What makes a good work management tool?
Work management styles are like belly buttons: everyone has their own. With something like 146 million workers in the US alone, that’s a lot of belly buttons. The common tools used to manage work may not fit your style. Rather than work with an uncomfortable system that you don’t like, build the best work management tool you can think of by creating your own. What does that mean? Take a look at three of the most popular SaaS work management tools used today. Which features do you like from each?
Asana is a very task-oriented tool. It isn’t a traditional project management tool with features like Gantt charts. Asana is more about Kanban / Agile features, a light interface, and a sense of fun and whimsy. Asana is a great tool for detail work. It’s deadline-focused and highlights your daily deliverables for work management.
Trello is a fantastic visual representation of work. By putting cards into lists and lists into boards, it creates a very tactile and visual tool. Brainstorm, plan, assign, and verify that work is being done. Trello is popular among teams for more freeform project planning and brainstorming. It’s also great for smaller teams who want an online Kanban board.
Wrike is a fantastic tool for traditional project and work management. It has automatic Gantt charts, in-app revisions and mark up, and many more features. Wrike has a whole lot to offer if you’re willing to take the time to learn the many features. If you’re not able to make use of those features, Wrike may not be the tool for you. If you are able to make use of them, you’ll probably swear by it.
But how do you build your own?
Here’s a crazy thought; you shouldn’t use one tool. You should use two. Trello is great at planning and brainstorming. Asana or Wrike shine when due dates and timelines are crucial. Use them together and reap the benefits of both tools. Connect them with Unito and you can customize the two in limitless ways.
How to combine two work management tools
Set up the Trello project with lists like “backlog” “to do” “in progress” and “done”. Include more lists for different clients or projects.
Then, brainstorm in Trello. The ability to set images on cards and the physical sensation of the tool is hard to beat. When ideas are ready to break into actual tasks, tag them with a label like “work” and then drag them into the “to do” list. Keep Trello cards as a high-level item like “draft new sales brochure.”
Don’t make a Trello card for every single task. That’s what you’re using Wrike or Asana for.
Where Unito rules shine
Here’s where you use Unito’s powerful rules to make work better. Create a Trello + Asana or Trello + Wrike (depending on your second tool) workflow, and then customize it. Set it where you only sync Trello cards with the label “work”. All the rest sit in Trello and don’t bother you in your other tool.
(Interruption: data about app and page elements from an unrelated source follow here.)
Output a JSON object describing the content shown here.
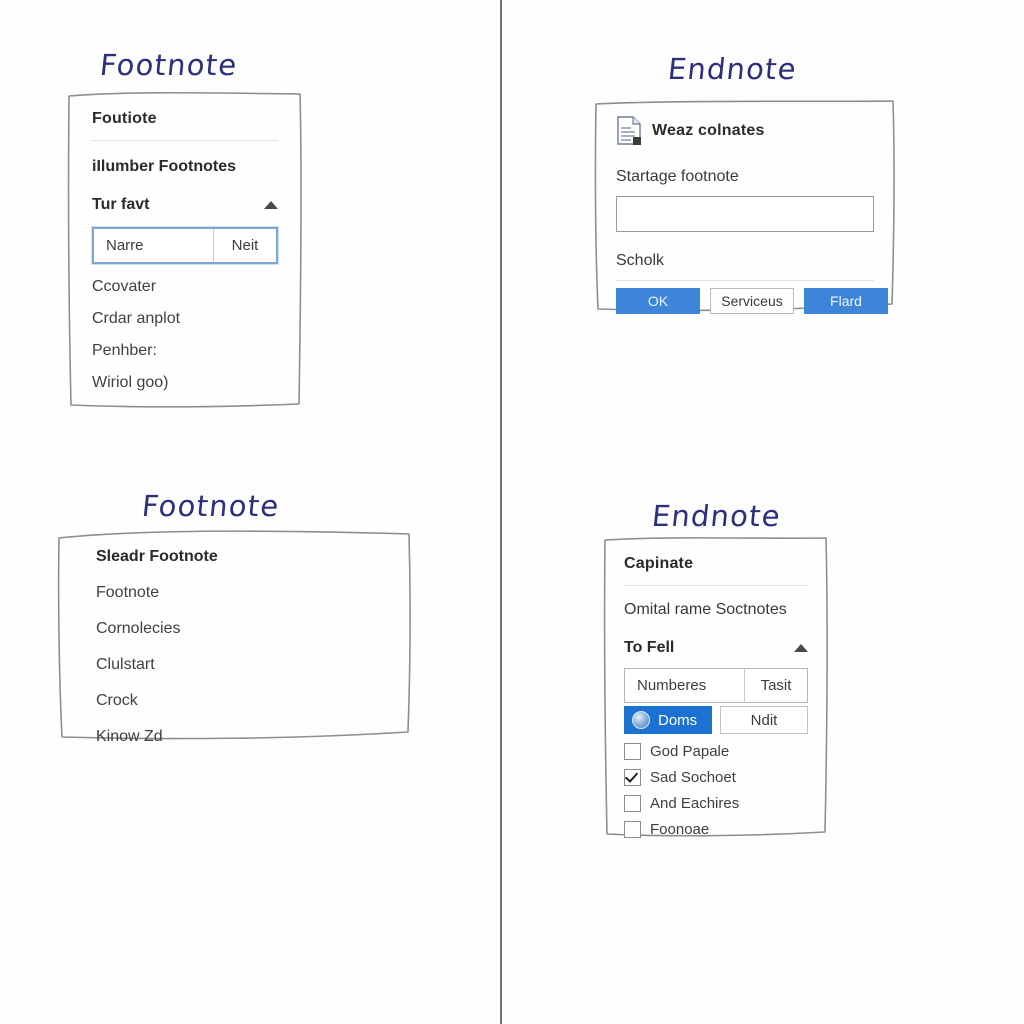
{
  "canvas": {
    "background": "#fdfdfd",
    "divider_color": "#3a3a3a",
    "caption_color": "#2c2f7a",
    "accent_primary": "#3d85d8",
    "accent_selection": "#1b72d0"
  },
  "quadrants": [
    {
      "caption": "Footnote",
      "panel": {
        "header": "Foutiote",
        "subtitle": "iIlumber Footnotes",
        "section_label": "Tur favt",
        "collapse_icon": "chevron-up-icon",
        "combo": {
          "value": "Narre",
          "side": "Neit"
        },
        "options": [
          "Ccovater",
          "Crdar anplot",
          "Penhber:",
          "Wiriol goo)"
        ]
      }
    },
    {
      "caption": "Endnote",
      "panel": {
        "icon": "document-icon",
        "header": "Weaz colnates",
        "field_label": "Startage footnote",
        "field_value": "",
        "field_placeholder": "",
        "footer_label": "Scholk",
        "buttons": [
          {
            "label": "OK",
            "style": "primary"
          },
          {
            "label": "Serviceus",
            "style": "secondary"
          },
          {
            "label": "Flard",
            "style": "primary"
          }
        ]
      }
    },
    {
      "caption": "Footnote",
      "panel": {
        "header": "Sleadr Footnote",
        "items": [
          "Footnote",
          "Cornolecies",
          "Clulstart",
          "Crock",
          "Kinow Zd"
        ]
      }
    },
    {
      "caption": "Endnote",
      "panel": {
        "header": "Capinate",
        "subtitle": "Omital rame Soctnotes",
        "section_label": "To Fell",
        "collapse_icon": "chevron-up-icon",
        "combo": {
          "value": "Numberes",
          "side": "Tasit"
        },
        "selected_row": {
          "icon": "globe-icon",
          "label": "Doms",
          "side": "Ndit"
        },
        "checkboxes": [
          {
            "label": "God Papale",
            "checked": false
          },
          {
            "label": "Sad Sochoet",
            "checked": true
          },
          {
            "label": "And Eachires",
            "checked": false
          },
          {
            "label": "Foonoae",
            "checked": false
          }
        ]
      }
    }
  ]
}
In Asana or Wrike, add sub-tasks under the synced task with individual deliverables.
For “draft sales brochure”, for example, you’d take that high-level Trello card and add:
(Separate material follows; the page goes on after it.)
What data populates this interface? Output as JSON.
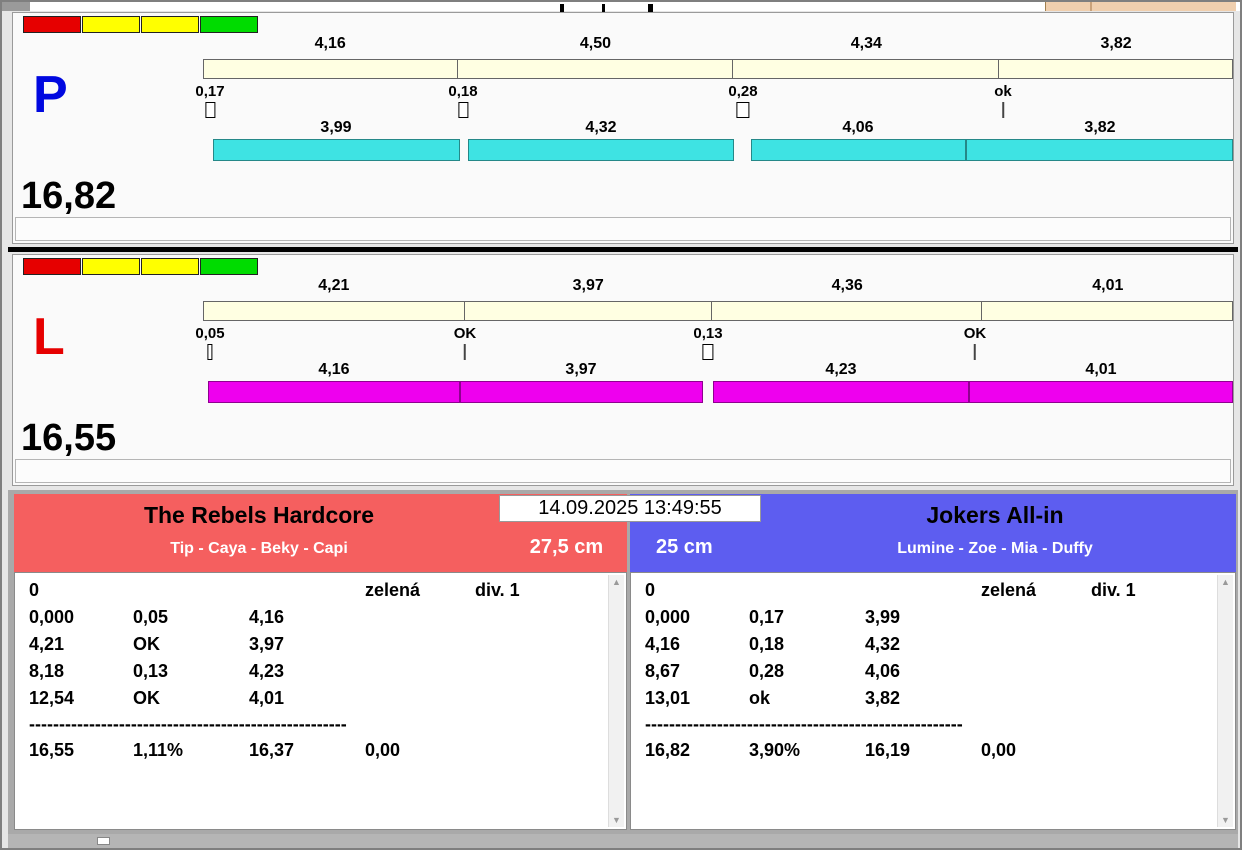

Draft sales brochure
- write copy
- design new layout
- replace stock photos
- get customer approval
- write landing page copy
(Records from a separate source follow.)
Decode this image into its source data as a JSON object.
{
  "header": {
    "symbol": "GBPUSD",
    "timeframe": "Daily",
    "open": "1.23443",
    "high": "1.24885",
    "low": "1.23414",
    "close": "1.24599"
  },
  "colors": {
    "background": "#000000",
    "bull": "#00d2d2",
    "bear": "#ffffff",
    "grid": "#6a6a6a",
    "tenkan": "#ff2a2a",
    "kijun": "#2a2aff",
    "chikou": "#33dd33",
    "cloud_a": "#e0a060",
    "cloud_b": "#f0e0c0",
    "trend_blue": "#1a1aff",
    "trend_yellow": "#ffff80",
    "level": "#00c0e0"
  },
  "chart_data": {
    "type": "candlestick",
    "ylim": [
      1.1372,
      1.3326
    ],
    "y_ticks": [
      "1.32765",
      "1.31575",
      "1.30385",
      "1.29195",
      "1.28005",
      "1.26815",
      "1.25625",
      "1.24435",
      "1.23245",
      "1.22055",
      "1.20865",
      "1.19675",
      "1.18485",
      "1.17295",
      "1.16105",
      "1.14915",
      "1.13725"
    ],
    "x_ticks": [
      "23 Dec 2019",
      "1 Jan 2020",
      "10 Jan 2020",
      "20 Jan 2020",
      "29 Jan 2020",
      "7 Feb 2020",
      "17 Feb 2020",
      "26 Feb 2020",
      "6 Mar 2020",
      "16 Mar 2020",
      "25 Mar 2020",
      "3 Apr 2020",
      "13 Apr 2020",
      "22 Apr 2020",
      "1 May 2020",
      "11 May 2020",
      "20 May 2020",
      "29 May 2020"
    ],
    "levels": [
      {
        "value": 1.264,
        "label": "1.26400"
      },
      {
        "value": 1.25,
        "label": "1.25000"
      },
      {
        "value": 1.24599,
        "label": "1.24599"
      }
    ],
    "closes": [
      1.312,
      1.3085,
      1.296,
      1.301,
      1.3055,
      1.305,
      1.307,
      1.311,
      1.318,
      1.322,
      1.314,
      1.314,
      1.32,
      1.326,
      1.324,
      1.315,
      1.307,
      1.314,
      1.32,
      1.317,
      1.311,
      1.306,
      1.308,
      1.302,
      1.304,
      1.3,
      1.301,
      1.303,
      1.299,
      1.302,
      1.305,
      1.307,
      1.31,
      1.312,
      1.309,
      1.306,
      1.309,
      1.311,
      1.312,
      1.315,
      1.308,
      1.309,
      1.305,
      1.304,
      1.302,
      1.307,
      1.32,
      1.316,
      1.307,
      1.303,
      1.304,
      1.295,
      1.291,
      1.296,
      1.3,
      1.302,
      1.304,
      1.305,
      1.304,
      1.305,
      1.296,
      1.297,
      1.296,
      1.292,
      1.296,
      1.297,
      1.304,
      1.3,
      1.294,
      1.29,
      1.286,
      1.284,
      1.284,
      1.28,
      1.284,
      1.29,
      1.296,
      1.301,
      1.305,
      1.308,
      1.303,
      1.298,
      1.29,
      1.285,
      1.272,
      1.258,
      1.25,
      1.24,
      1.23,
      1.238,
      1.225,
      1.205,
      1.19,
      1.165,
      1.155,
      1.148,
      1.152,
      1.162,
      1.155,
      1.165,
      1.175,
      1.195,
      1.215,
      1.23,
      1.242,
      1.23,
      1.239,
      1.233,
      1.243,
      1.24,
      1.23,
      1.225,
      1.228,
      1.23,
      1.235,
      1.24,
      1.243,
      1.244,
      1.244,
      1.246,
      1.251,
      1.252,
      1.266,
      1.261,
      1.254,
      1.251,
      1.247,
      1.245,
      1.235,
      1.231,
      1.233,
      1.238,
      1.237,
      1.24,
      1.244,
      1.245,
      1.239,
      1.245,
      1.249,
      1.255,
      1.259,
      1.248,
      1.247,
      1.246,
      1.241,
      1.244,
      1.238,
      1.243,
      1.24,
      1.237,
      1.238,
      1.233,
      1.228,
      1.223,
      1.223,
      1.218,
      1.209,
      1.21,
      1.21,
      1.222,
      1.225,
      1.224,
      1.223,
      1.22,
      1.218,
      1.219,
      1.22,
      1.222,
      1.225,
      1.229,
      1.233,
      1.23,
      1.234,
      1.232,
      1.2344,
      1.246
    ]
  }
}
- design landing page
- test landing page
You want to to keep Unito from syncing subtasks from Asana or Wrike to Trello. Make sure that the label for filtering tasks from Trello to Asana is also applied in the other direction. That way, Trello is your high-level snapshot brainstorm and big chunks of work. The due dates, nested sub-tasks, handy calendar view, and task tracking of Asana or Wrike manage the actual projects. When you complete a high-level task, it’s completed on both platforms. so you can mark projects done and get on to the next one. Now there’s a new approach to task management! 🙂
Do you have any project management hacks to share? Hit us up on Twitter at @unitoio or in the comments below.